During the final months of 2016, AT&T worked closely with McAllen city officials to bring faster internet to cell phones.
Improved internet service requires improved infrastructure, and AT&T had negotiated with the Texas border town to establish a fair price for using street lights, street signs and other city property to build it.
Then the 85th Legislature Session kicked off, and AT&T spent as much as $7.8 million on more than 100 lobbyists, according to a Texas Monitor analysis.
By the end of the session, Texas lawmakers had passed SB 1004, which placed a cap on how much cities could charge the telecommunications company for using public property.

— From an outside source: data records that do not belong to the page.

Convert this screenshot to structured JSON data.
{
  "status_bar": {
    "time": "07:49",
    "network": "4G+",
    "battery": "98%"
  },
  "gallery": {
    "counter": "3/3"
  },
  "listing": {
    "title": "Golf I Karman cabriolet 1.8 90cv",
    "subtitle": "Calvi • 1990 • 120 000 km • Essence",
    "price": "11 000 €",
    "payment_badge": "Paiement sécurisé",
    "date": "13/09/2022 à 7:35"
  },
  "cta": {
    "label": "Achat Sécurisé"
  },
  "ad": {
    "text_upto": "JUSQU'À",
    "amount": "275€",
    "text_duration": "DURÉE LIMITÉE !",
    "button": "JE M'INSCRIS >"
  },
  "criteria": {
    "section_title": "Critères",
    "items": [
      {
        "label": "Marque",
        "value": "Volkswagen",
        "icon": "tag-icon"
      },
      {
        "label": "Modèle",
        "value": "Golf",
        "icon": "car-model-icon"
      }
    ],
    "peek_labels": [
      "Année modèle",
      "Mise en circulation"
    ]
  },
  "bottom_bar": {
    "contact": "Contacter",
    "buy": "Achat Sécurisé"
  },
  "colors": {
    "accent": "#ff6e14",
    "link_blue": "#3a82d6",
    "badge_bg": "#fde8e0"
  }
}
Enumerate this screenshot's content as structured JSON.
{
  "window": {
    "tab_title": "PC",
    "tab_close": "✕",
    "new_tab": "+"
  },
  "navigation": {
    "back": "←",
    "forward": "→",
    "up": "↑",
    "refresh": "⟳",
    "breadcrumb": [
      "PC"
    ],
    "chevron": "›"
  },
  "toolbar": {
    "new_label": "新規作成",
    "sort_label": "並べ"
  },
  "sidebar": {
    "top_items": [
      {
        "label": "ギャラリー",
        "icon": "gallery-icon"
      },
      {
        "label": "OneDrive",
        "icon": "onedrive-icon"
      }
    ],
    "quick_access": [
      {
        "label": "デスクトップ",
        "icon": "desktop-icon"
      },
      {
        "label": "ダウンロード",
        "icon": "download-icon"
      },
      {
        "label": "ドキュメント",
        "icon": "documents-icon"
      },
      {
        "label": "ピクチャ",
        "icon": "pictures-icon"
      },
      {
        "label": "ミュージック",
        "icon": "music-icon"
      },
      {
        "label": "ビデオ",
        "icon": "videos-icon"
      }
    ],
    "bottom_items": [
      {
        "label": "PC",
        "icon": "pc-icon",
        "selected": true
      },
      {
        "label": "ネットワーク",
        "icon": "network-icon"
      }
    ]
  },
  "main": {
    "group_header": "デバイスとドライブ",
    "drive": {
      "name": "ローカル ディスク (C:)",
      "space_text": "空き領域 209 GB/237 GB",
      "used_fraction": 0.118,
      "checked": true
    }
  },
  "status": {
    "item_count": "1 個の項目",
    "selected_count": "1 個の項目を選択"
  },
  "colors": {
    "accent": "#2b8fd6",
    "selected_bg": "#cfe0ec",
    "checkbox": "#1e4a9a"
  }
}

Now, 36 cities across the state have joined McAllen to sue the State of Texas and have the bill declared unconstitutional. Austin filed its own lawsuit in federal court. The Texas Municipal League estimates that cities could lose more than $700 million a year — money that was going to be paid by AT&T.
“That gives you an idea of just how cost-effective lobbying can be,” said Andrew Wheat, research director for Texans for Public Justice. “You can get good bang-for-your-buck working these politicians.”
The numbers suggest AT&T’s executives know that better than anyone.
The world’s largest telecommunications company has also been the biggest lobby force in Texas politics for at least 20 years. In 2017, the company had 108 registered lobbyists, more than any other organization, according to the Texas Ethics Commission.
By comparison, TXU Energy Retail Company came in second place. They had 29 registered lobbyists.
But it’s not just lobbyists that get money from AT&T. The company’s various political action committees have donated $2.2 million directly to Texas politicians since 2007.
Of the 181 members of the Texas House and Senate, AT&T has donated cash to 175. Of the 28 bills supported by the company’s lobbyists, 14 of them — including SB 1004 — became law.
McAllen city officials and watchdog groups agree: It’s difficult to fight against that level of influence.
“They have enough lobbyists to have at least one lobby hand on every lawmaker,” Wheat said.
City officials across the state felt that influence strongly with the passage of SB 1004, he added.
While working with individual cities across the country, AT&T had accepted a fair market rate for installing small cell phone towers, or nodes, on public property. The nodes are designed to improve wireless coverage for AT&T customers.
The average price tag was between $1,500 and $2,500 per node. Then SB 1004, authored by State Sen. Kelly Hancock, capped the price at $250.
AT&T representatives could not be reached for comment, but in a written statement, Hancock said the bill would help Texas improve its infrastructure.
“SB 1004 provides the framework to build a telecom infrastructure that will help our state maintain its status as a global economic leader,” Hancock wrote.
But the problem isn’t that Texas cities are opposed to AT&T using the public right-of-way and improving infrastructure, said Bennett Sandlin, executive director of the Texas Municipal League.
The problem is allowing them to do so without paying a fair price for it, Sandlin said, adding that the $250 cap is an “unconstitutionally low amount of money.”
“It’s mandatory that when private companies want to make a profit using public land that they pay a reasonable rental fee for it,” he said. “Just like if AT&T wanted to run these facilities through our backyard, we wouldn’t let them do it for free.”
The 2017 session was one of the first instances where city officials weren’t even allowed “at the table” to voice their concerns, Sandlin said.
Kevin Pagan, McAllen’s city attorney, agreed. He said the lawsuit allows Texas cities to try and address the issue before other companies repeat AT&T’s strategy of undercutting city government at the state level.
“Our concerns were completely ignored in this legislation,” Pagan said. “There’s just no precedent. Amounts in previous negotiations were reasonable. Now they’re virtually giving away the right-of-way to one little slice of the telecommunications industry. If I were a gas company, an electric company or a cable company, I would come in and say, ‘Hey, you did it for them, why don’t you do it for me?’ ”
So far, the Texas legal system has agreed to hear the cities’ case.
During the lawsuit’s first hearing last month, a district court judge denied the state’s motion to dismiss.
The company now faces a political battle on multiple fronts. Facing government intervention for its proposed merger with Time Warner, AT&T announced bonuses for thousands of employees after President Trump criticized the deal.
The company failed to mention in that announcement that it would also be laying off thousands of employees across the country, prompting lawsuits from several labor unions, including one in Central Texas, where AT&T would be laying off 50 employees in Austin and Bastrop.
Even with the setbacks, the company could still push through the $85 billion deal.